As shown by @idm, we have that $$\int_0^{\pi/2}\ln(\cos(x))dx = \int_0^{\pi/2}\ln(\sin(x))dx.$$ We can exploit this identity for another one and use Feynman's method (differentiating under the integral). Consider $$\int_0^{\pi/2}x\cot(x)dx.\tag{1}$$ By integration by parts, we have $$\int_0^{\pi/2}x\cot(x)dx = x\ln(\sin(x))\Bigr|_0^{\pi/2} - \int_0^{\pi/2}\ln(\sin(x))dx = - \int_0^{\pi/2}\ln(\sin(x))dx$$ since $\lim_{x\to 0}x\ln(\sin(x)) = 0$. Therefore, we can evaluate the negative of equation $(1)$. \begin{align} I(\alpha) &= \int_0^{\pi/2}\arctan(\alpha\tan(x))\cot(x)dx\tag{2}\\ I'(\alpha) &= \int_0^{\pi/2}\frac{\partial}{\partial\alpha}\Bigl[\arctan(\alpha\tan(x))\cot(x)\Bigr]dx\\ &= \int_0^{\pi/2}\frac{dx}{\alpha^2\tan^2(x) + 1}\\ &= \frac{\pi}{2(\alpha +1)}\\ I(\alpha) &= \frac{\pi}{2}\ln(\alpha + 1) + C \end{align} Thus, $I(0)\Rightarrow C=0$ so $$I(\alpha) = \frac{\pi}{2}\ln(\alpha + 1)$$ We recover equation $(1)$ from equation $(2)$ when $\alpha = 1$ so $I(1) = \frac{\pi}{2}\ln(2)$ and since $$\int_0^{\pi/2}\ln(\sin(x))dx = -\int_0^{\pi/2}x\cot(x)dx = -\frac{\pi}{2}\ln(2),$$ we have $$\int_0^{\pi/2}\ln(\sin(x))dx = -\frac{\pi}{2}\ln(2),$$
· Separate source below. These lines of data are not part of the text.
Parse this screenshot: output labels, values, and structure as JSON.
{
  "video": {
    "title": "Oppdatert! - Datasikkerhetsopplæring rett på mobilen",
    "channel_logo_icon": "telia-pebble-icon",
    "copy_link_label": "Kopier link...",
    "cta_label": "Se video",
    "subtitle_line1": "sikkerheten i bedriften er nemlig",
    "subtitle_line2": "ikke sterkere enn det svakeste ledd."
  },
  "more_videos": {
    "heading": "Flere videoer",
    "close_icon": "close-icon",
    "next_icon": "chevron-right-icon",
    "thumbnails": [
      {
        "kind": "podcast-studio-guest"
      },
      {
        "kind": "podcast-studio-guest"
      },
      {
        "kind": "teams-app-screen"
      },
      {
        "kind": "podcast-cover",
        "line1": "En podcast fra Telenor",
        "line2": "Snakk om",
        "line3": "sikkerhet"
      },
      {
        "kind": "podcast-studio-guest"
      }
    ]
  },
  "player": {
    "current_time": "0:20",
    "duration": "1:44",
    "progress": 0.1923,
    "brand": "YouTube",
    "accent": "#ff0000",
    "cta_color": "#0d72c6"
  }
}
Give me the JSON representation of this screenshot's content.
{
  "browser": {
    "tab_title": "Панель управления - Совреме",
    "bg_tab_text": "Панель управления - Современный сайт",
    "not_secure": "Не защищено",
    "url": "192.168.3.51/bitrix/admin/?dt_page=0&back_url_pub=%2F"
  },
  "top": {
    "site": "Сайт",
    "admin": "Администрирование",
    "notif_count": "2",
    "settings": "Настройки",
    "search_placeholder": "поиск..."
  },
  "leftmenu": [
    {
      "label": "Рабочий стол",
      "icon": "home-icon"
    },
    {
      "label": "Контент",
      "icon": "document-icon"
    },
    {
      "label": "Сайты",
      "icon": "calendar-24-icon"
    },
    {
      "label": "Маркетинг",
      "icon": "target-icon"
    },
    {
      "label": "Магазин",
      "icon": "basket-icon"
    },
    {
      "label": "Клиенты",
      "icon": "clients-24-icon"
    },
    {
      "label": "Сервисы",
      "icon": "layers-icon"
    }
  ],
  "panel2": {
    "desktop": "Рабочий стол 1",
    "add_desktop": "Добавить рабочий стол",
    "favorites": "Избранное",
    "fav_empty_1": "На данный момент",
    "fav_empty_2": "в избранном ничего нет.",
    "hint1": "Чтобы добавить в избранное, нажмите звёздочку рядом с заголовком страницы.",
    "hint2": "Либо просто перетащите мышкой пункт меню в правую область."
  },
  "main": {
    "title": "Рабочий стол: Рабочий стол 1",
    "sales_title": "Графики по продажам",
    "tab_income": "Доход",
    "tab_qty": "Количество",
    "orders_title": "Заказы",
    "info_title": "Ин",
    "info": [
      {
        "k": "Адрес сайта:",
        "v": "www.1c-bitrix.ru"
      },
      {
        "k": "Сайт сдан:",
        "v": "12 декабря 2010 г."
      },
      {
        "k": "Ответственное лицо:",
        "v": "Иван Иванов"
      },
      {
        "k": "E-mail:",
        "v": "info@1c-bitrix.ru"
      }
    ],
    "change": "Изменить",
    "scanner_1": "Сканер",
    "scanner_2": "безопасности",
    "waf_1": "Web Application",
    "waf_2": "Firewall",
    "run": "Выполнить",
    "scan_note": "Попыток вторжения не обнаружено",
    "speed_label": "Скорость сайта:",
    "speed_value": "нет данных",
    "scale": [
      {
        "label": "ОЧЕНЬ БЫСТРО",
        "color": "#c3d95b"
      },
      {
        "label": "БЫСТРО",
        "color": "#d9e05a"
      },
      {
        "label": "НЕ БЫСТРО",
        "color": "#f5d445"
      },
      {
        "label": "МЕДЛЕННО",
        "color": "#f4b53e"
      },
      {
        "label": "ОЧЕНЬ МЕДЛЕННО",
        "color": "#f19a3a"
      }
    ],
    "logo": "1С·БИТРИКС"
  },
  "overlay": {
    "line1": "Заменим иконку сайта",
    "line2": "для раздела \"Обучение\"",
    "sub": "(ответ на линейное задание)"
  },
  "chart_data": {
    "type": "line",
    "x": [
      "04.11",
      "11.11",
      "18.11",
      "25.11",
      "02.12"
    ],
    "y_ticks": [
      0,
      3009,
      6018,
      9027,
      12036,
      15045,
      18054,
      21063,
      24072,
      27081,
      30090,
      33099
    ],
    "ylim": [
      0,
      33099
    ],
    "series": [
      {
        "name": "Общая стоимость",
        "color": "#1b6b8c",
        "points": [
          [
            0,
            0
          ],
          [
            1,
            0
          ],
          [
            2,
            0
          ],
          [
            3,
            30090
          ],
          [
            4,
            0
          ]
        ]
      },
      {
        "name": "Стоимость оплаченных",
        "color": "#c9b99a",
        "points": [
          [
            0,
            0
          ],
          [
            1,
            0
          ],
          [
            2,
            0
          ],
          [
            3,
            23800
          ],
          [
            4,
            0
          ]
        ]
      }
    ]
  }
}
Since this post was tagged with complex analysis, I can provide a contour integration solution as well. Again, I will exploit the identity given to you by @idm. $$\int_0^{\pi/2}\ln(\sin(\theta))d\theta = \frac{1}{2}\int_0^{\pi}\ln(\sin(\theta))d\theta$$ Consider $1 - e^{2iz} = -2ie^{iz}\sin(z)$. We can write $1 - e^{2iz}$ as $$1 - e^{-2y}(\cos(2x) + i\sin(2x)) < 0\text{ when } x=\pi n, \ y\leq 0$$ Now let's consider the contour from $0$ to $\pi$ to $\pi + iA$ to $iA$ where we take a quarter of a circle around $0$ and $\pi$ with radius $\epsilon$. From the periodicity of the function, the vertical line segments cancel each other since they have opposite signs. Additionally, as $A\to\infty$, the top integral of the top line goes to zero and as $\epsilon\to 0$, the integral around $0$ and $\pi$ go to zero. \begin{align} \ln(-2ie^{ix}\sin(z)) &= \ln(-2i) + \ln(e^{ix}) + \ln(\sin(\theta))\\ &= \ln|-2i| + i\arg(-2i) + ix + \ln(\sin(\theta))\\ &= \ln(2) - i\frac{\pi}{2} + \ln(\sin(\theta)) + i\frac{\pi}{2} \end{align} where $\ln(2i) = \ln(2) + i\arg(-2i)$ and we take the principle argument to be $-\frac{\pi}{2}$ and the imaginary part of $ix$ is between $0$ and $\pi$. Since there are no poles in them contour, by the Cauchy integral formula, the integral is equal to zero. \begin{alignat}{2} \int_0^{\pi/2}\ln(\sin(\theta))d\theta &=\frac{1}{2}\int_0^{\pi}\ln(\sin(\theta))d\theta\\ &= \frac{\ln(2)}{2}\int_0^{\pi}d\theta - \frac{i\pi}{4}\int_0^{\pi}d\theta + \frac{1}{2}\int_0^{\pi}\ln(\sin(\theta))d\theta + \frac{i\pi}{4}\int_0^{\pi}d\theta &&{}= 0\\ &= \frac{\pi\ln(2)}{2} - \frac{i\pi^2}{4} + \frac{1}{2}\int_0^{\pi}\ln(\sin(\theta))d\theta + \frac{i\pi^2}{4} &&{}=0\\ \frac{1}{2}\int_0^{\pi}\ln(\sin(\theta))d\theta &= -\frac{\pi\ln(2)}{2}\\ \int_0^{\pi/2}\ln(\sin(\theta))d\theta &= -\frac{\pi\ln(2)}{2} \end{alignat}